It was an unprecedented, catastrophic global event that left huge marks on the planet and civilization.
Scientists have recently uncovered paleontological evidence in southern Chile which supports previous theories that a massive cosmic impact event occurred some 12,800 years ago, causing the ‘world to burn.”
“It’s much more extreme than I ever thought when I started this work,” UC Santa Barbara geology professor emeritus James Kennett noted.
“The more work that has been done, the more extreme it seems.”
The key to learning what exactly happened is the Younger Dryas Impact Hypothesis, which suggests that a fragmented comet collided with the Earth close to 12,800 years ago.
This cosmic impact changed the planet causing rapid climatic changes, megafaunal extinctions, sudden human population decrease, as well as cultural shifts and widespread wildfires (biomass burning).
The fragmented comet may have triggered abrupt changes in the climate, particularly a rapid cooling of the Northern Hemisphere: the Younger Dryas, amid a general global trend of warming and ice sheet melting.
But a new study published in the journal Nature Scientific Reports, Kennett and colleagues, led by Chilean paleontologist Mario Pino expands the Younger Dryas Impact Hypothesis as never before.
The new paper offers new evidence of a cosmic impact but located far south to the equator which may have triggered massive biomass burning, climate change as well megafaunal extinctions nearly 12,800 years ago.

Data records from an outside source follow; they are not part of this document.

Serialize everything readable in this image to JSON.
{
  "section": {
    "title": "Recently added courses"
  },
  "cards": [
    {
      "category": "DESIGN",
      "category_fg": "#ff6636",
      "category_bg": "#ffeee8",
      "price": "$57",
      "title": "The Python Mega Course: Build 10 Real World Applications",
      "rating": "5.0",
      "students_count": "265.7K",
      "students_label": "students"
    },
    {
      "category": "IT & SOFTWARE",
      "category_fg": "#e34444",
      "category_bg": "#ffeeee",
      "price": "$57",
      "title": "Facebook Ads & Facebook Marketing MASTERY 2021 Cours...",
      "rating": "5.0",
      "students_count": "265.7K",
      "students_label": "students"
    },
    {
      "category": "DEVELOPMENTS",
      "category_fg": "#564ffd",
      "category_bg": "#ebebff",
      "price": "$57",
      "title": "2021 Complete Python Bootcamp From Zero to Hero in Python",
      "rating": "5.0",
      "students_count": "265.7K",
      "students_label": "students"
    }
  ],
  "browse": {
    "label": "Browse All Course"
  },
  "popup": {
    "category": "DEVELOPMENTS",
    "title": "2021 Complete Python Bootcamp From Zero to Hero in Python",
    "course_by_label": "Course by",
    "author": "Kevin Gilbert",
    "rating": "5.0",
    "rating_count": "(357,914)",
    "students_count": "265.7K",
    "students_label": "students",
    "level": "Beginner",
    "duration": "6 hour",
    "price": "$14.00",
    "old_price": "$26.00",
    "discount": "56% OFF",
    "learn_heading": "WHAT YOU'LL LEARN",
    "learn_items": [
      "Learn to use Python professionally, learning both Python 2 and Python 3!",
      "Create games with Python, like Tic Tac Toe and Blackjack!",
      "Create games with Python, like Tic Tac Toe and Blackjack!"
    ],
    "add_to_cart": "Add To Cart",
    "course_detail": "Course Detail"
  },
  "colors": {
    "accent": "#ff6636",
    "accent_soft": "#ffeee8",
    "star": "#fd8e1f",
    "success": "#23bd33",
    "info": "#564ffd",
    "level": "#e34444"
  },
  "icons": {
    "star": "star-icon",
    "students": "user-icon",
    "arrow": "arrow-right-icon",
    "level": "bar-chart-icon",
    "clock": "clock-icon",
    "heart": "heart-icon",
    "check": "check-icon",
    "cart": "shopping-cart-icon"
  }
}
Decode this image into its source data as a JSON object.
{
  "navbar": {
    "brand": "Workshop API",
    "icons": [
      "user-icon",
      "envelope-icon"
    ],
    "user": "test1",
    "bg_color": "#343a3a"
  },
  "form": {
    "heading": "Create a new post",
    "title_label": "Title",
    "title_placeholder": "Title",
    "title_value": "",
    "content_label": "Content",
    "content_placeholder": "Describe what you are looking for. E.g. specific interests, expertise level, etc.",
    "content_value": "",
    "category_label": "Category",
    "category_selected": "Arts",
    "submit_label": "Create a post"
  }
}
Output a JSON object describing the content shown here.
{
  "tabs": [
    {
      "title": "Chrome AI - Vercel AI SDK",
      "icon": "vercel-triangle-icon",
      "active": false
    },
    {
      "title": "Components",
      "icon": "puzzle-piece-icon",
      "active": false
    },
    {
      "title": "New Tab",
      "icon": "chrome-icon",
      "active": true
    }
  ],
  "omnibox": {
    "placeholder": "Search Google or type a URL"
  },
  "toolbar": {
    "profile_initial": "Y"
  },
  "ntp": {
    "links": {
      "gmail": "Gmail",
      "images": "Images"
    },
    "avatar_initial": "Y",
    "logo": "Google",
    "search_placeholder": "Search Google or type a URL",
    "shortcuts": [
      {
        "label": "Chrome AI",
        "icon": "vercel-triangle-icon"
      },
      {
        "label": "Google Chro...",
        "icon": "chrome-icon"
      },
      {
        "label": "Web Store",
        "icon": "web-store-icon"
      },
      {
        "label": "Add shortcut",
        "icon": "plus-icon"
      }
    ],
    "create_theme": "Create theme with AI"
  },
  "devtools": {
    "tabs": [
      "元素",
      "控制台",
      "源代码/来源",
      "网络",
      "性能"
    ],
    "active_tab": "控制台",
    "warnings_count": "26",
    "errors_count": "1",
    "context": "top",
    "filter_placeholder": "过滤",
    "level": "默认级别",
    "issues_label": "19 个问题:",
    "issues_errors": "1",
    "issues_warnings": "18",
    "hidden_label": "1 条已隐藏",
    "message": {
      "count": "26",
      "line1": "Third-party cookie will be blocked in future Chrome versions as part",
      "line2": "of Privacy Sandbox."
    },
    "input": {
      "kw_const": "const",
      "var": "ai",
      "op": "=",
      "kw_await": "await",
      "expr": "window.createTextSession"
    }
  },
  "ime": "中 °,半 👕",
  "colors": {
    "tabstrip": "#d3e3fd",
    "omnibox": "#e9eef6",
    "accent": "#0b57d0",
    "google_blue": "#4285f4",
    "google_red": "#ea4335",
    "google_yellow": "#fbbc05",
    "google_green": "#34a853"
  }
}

“We have identified the YDB layer at high latitudes in the Southern Hemisphere at near 41 degrees south, close to the tip of South America,” professor Kennett said.
“This is a major expansion of the extent of the YDB event.”
And that’s because the vast majority of evidence to date had been discovered predominantly in the Northern Hemisphere.
Evidence to support the hypothesis was found when a group of Chilean researchers analyzing sediment layers at a well-known Quaternary paleontological and archaeological site, Pilauco Bajo, found changes known to be associated with YDB impact event.
Scientists discovered “black mat” layer, some 12,800 years in age that strangely coincided with the time South American Pleistocene megafauna fossils disappeared, and extreme changes in the regional vegetation occurred.
The date also coincides with the disappearance of human artifacts.
“Because the sequencing of these events looked like what had already been described in the YDB papers for North America and Western Europe, the group decided to run analyses of impact-related proxies in search of the YDB layer,” Kennett explained.
Scientists eventually discovered microscopic spherules thought to have been created by melting after being exposed to extremely high temperatures exposed to the impact.
Furthermore, scientists discovered that the spherules contained peak concentrations of platinum and gold and native iron particles which scientists say are rarely found in nature.
“Among the most important spherules are those that are chromium-rich,” Kennett explained.
It has been found that the Pilauco site spherules contain an unusual level of chromium, an element which is not found in Northern Hemisphere YDB impact spherules but is in South America.
“It turns out that volcanic rocks in the southern Andes can be rich in chromium, and these rocks provided a local source for this chromium,” he added.
“Thus, the cometary objects must have hit South America as well.”